* **What the task requires**
Would you filter these records and copy every line that has the word "title"?

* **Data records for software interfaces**

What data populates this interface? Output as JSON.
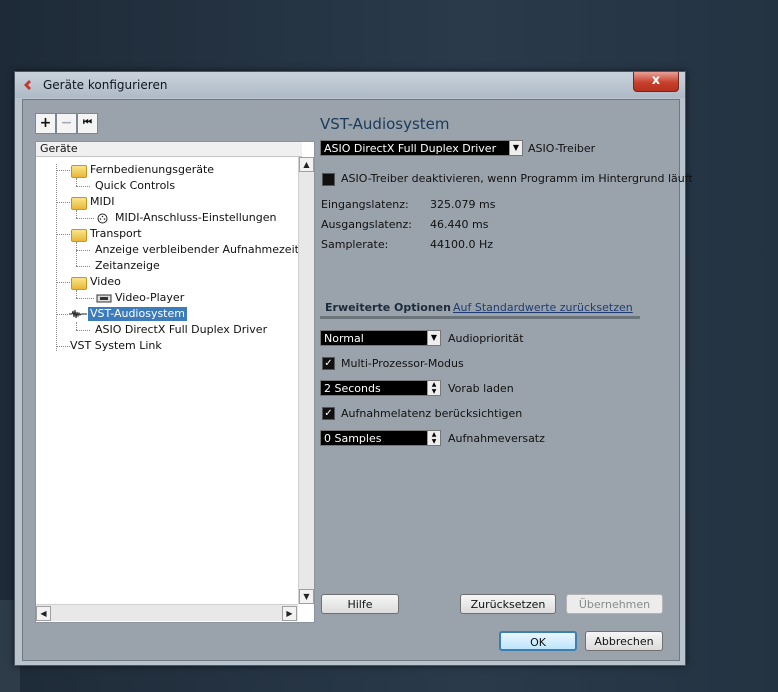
{
  "window": {
    "title": "Geräte konfigurieren",
    "close": "x"
  },
  "toolbar": {
    "add": "+",
    "remove": "−",
    "reset": "⏮"
  },
  "tree": {
    "header": "Geräte",
    "items": [
      {
        "label": "Fernbedienungsgeräte"
      },
      {
        "label": "Quick Controls"
      },
      {
        "label": "MIDI"
      },
      {
        "label": "MIDI-Anschluss-Einstellungen"
      },
      {
        "label": "Transport"
      },
      {
        "label": "Anzeige verbleibender Aufnahmezeit"
      },
      {
        "label": "Zeitanzeige"
      },
      {
        "label": "Video"
      },
      {
        "label": "Video-Player"
      },
      {
        "label": "VST-Audiosystem"
      },
      {
        "label": "ASIO DirectX Full Duplex Driver"
      },
      {
        "label": "VST System Link"
      }
    ]
  },
  "panel": {
    "title": "VST-Audiosystem",
    "driver_value": "ASIO DirectX Full Duplex Driver",
    "driver_label": "ASIO-Treiber",
    "deactivate_label": "ASIO-Treiber deaktivieren, wenn Programm im Hintergrund läuft",
    "in_latency_label": "Eingangslatenz:",
    "in_latency_value": "325.079 ms",
    "out_latency_label": "Ausgangslatenz:",
    "out_latency_value": "46.440 ms",
    "samplerate_label": "Samplerate:",
    "samplerate_value": "44100.0 Hz",
    "advanced_label": "Erweiterte Optionen",
    "defaults_link": "Auf Standardwerte zurücksetzen",
    "priority_value": "Normal",
    "priority_label": "Audiopriorität",
    "multiproc_label": "Multi-Prozessor-Modus",
    "preload_value": "2 Seconds",
    "preload_label": "Vorab laden",
    "latency_check_label": "Aufnahmelatenz berücksichtigen",
    "offset_value": "0 Samples",
    "offset_label": "Aufnahmeversatz"
  },
  "buttons": {
    "help": "Hilfe",
    "reset": "Zurücksetzen",
    "apply": "Übernehmen",
    "ok": "OK",
    "cancel": "Abbrechen"
  }
}
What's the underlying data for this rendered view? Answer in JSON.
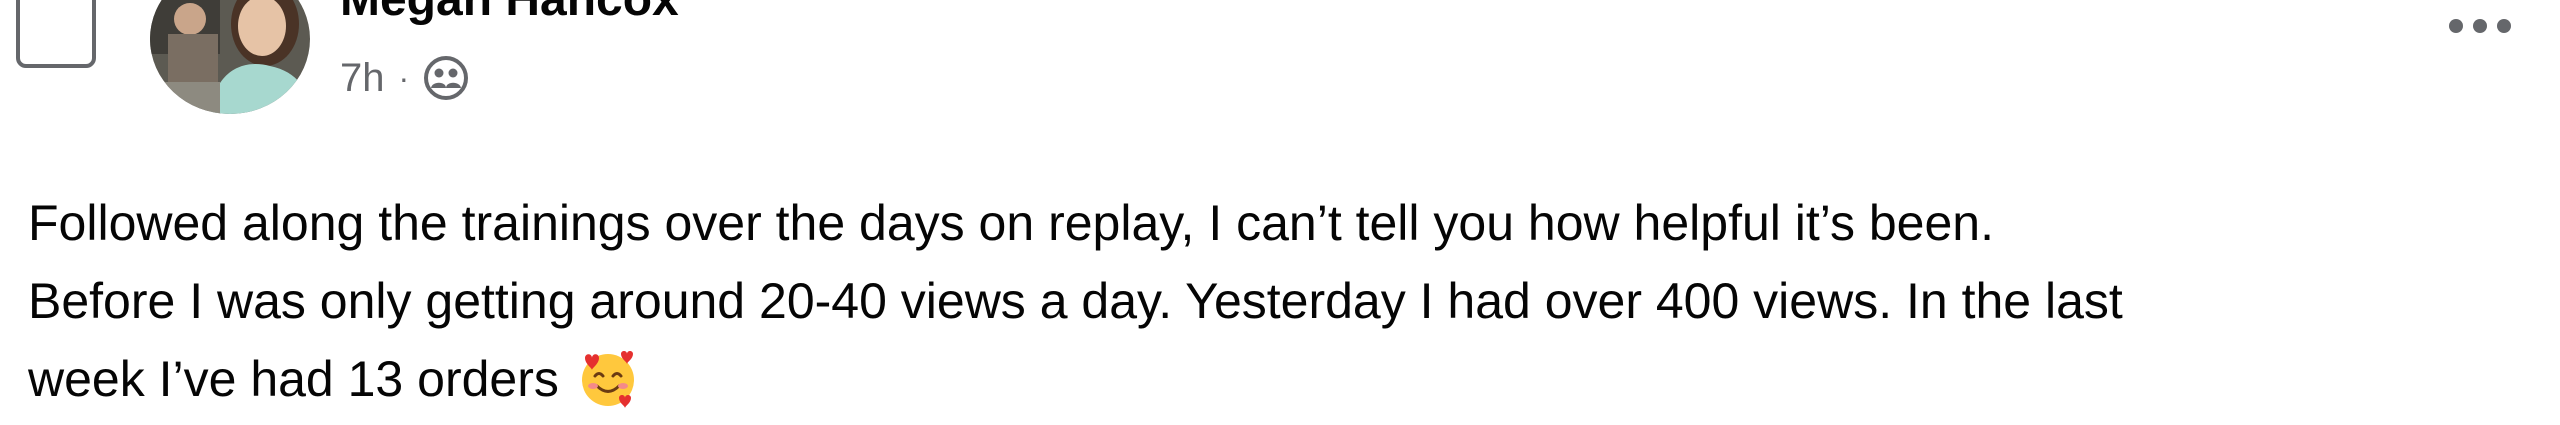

* **Written response**
    "title": "Geräte konfigurieren",
    "title": "VST-Audiosystem",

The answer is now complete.